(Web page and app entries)

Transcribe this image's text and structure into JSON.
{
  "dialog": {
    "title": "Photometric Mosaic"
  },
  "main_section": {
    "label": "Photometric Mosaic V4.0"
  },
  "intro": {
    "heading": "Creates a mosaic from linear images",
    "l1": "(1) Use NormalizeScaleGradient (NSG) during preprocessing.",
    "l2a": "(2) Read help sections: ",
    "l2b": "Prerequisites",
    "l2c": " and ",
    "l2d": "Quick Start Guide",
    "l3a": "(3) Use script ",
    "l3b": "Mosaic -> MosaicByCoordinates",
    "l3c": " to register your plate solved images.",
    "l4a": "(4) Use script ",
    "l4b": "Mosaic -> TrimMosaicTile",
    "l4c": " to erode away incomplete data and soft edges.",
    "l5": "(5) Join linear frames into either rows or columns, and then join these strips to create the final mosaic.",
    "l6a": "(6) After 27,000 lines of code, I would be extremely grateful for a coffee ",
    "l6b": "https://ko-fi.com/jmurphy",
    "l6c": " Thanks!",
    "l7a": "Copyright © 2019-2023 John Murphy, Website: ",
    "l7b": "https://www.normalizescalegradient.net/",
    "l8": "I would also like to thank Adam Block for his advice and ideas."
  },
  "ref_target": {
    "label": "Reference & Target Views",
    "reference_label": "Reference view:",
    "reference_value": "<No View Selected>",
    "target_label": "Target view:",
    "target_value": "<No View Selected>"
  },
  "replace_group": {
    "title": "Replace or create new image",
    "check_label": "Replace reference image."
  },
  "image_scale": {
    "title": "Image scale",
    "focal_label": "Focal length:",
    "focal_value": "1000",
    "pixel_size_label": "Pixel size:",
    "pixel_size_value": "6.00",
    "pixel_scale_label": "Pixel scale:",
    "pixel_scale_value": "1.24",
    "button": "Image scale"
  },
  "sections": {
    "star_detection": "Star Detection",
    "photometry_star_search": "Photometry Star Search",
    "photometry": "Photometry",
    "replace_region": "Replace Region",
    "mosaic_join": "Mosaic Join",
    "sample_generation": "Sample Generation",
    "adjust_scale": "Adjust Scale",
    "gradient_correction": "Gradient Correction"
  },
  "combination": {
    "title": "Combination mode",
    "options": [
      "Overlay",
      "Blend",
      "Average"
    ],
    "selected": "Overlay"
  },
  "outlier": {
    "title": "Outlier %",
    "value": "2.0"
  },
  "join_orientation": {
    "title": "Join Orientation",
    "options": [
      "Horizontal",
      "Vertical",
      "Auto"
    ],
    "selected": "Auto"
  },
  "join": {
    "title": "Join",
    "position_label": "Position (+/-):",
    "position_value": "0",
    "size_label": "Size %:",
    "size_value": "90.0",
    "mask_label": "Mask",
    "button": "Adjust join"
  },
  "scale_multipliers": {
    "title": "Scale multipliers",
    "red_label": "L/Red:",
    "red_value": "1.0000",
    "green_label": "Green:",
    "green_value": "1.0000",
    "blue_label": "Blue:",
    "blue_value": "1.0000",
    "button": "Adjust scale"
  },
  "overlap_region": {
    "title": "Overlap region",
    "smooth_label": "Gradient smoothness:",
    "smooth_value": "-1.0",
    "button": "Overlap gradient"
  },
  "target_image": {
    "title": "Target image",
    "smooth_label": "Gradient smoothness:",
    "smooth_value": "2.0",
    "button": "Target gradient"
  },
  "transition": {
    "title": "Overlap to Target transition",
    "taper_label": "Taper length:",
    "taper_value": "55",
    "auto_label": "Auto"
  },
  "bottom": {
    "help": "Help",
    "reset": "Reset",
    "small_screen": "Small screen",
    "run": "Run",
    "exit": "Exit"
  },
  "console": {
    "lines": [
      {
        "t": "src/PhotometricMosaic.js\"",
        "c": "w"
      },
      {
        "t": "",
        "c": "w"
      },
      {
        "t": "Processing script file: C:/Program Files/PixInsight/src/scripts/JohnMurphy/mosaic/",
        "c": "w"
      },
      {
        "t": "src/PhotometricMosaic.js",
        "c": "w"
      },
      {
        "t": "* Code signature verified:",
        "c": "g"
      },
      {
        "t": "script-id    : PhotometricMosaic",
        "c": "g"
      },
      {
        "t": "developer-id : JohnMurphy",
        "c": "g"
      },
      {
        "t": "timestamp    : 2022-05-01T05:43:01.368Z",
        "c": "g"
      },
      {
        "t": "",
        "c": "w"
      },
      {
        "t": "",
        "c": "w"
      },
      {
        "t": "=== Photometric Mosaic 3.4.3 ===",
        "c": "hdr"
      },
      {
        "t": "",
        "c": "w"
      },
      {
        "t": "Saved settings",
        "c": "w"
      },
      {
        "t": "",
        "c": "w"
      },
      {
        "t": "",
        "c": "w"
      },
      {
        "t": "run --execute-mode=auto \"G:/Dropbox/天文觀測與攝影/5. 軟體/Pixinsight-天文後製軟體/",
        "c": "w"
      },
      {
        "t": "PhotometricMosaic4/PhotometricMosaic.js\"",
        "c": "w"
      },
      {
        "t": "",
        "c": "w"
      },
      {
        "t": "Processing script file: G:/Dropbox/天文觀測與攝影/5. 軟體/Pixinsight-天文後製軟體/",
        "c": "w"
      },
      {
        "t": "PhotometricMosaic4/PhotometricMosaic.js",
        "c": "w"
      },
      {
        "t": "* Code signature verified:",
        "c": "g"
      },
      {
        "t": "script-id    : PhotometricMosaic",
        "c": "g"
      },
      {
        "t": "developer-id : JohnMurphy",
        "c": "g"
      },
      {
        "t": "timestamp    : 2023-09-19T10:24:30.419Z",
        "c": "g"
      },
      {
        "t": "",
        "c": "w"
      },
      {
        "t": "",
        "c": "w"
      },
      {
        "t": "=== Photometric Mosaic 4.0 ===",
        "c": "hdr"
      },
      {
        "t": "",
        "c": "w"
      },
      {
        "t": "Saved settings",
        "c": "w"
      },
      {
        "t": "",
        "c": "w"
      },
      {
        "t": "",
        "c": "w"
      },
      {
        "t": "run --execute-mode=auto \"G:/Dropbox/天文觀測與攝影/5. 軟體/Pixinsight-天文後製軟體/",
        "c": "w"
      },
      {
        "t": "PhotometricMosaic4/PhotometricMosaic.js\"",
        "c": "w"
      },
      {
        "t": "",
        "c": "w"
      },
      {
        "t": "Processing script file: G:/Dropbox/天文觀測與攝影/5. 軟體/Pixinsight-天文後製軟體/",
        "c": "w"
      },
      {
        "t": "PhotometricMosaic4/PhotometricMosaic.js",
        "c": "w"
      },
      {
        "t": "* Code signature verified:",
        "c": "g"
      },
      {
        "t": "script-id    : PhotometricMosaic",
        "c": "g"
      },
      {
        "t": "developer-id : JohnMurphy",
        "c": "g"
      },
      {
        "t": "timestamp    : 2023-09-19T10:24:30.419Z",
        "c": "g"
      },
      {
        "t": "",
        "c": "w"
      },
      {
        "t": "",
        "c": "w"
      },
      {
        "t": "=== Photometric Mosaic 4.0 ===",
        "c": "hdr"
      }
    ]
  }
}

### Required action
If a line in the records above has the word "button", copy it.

### Exercise answer
    "button": "Image scale"
    "button": "Adjust join"
    "button": "Adjust scale"
    "button": "Overlap gradient"
    "button": "Target gradient"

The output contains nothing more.